Next, the wall schedule says “Reading Book or Watching Video or Hand-copying of a Sutra.” I interpret this as “free time”, which turns out to be wishful thinking.
Naoto Kinoshita is leading us in sutra-writing. He’s 31 and joined Ondekoza 7 years ago, after studying agriculture in the US. He chants through the Buddhist scripture before giving us a thick, black calligraphy pen to trace the characters onto paper.
The goal is not to be fast, but to fully focus and write as beautifully as possible. He recommends we use our non-dominant hand, which I ignore. My right-hand handwriting in English looks like a 6-year-old’s, so there is no way I am attempting Chinese characters with my left. Sure enough, it is not long before my page is smudged with fingerprints and illegible squiggles. The silence feels like it is judging me.
I wish I could say I feel calm and focused, but I look at the paper and feel irrationally angry. A little voice in my head tells me to scribble all over it, which is definitely not very Buddhist.
Hit it as you like
Sensing our arm pain, the Ondekoza take pity on our pathetic bodies and only prescribe 30 minutes of shimedaiko drumming. The rhythm somehow still manages to be soothing, despite the relentless pace and wall of noise.
But then we do something special. To Ondekoza, it is something they do everyday. But to me, it changes how I feel about taiko entirely.
We are to do group improvisation. Hiro and I are directed to some medium-sized drums and begin to beat them, admittedly somewhat incoherently. Kinoshita is on another set, twirling futon spankers with style, next to another member. Finally one more joins in the fray, striking a large barrel drum on its side, in movements that seem part martial art, part dance.

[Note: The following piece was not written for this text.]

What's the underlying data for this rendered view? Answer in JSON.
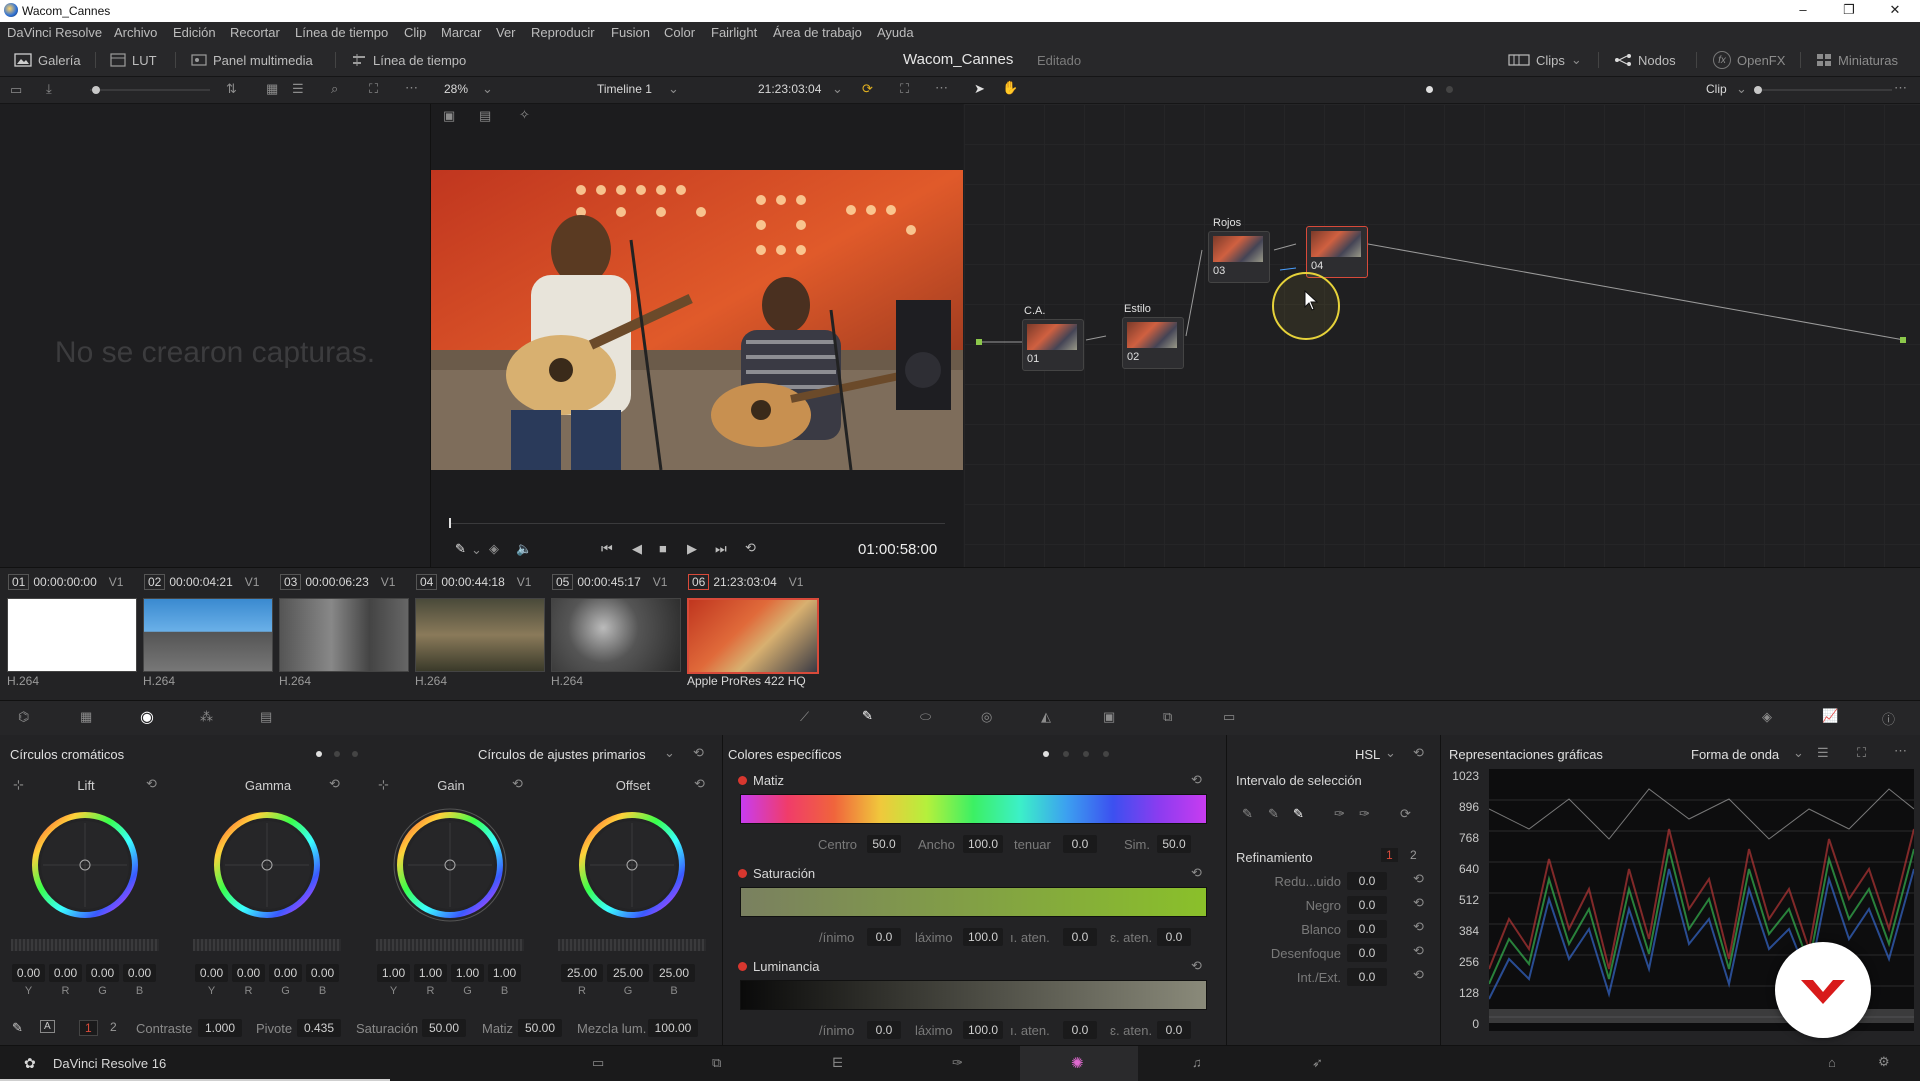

This might be a free for all, but we somehow fall in line with one another, Kinoshita signalling, directing, drawing us in and urging us on, building the momentum into a crescendo of thunderously deep taiko beats.
It is electrifying.
Unfortunately, I forget that my body is supposed to be an axis of stillness and I go full-on Tigger and bounce. I fear I am the opposite of the serious student they search for, but my unbridled enthusiasm elicits some grins.
Up to 50% of an Ondekoza performance is improvisation. I imagine what it must be like to see them live, to be them performing live, feeding off the energy, communicating through the music with each other and the audience. Ondekoza life might be about individual suffering, but there is a sheer raw unifying energy through the power of the taiko.
We take lunch and I feel energised.
Ondekoza are planning with Wakokoro to offer a 3-day, 2-night taiko experience for those who truly want to understand their way of life and the power of the taiko. We go to visit the lodgings for future guests—a beautifully renovated kominka (old Japanese house) that sleeps up to ten.
Then, just up the hill, we head up to some mikan (mandarin orange) trees and pick as many as we can. Casually dressed, with warm autumn sun on our faces and mikan juice sticky on our fingers, we eat as freely as we load our baskets. Ondekoza life doesn’t seem so far away after all.
Drumming skill test
A few days later, I am staring up at a giant space invader plastered on a red sign. I’m outside a Taito Game Station and it is time for my final drumming challenge.
Video below (the machine had very low sound sadly…):
Shockingly… my skill level hasn’t improved. Even more shockingly, I’m just not impressed. Having experienced Ondekoza taiko, I can’t quite bring myself to fully enjoy this pale imitation—light-hearted game though it is. Somehow, my mind keeps drifting back to a school in the mountains. Maybe I’ll challenge myself again.
Photos by Megumi Yoshida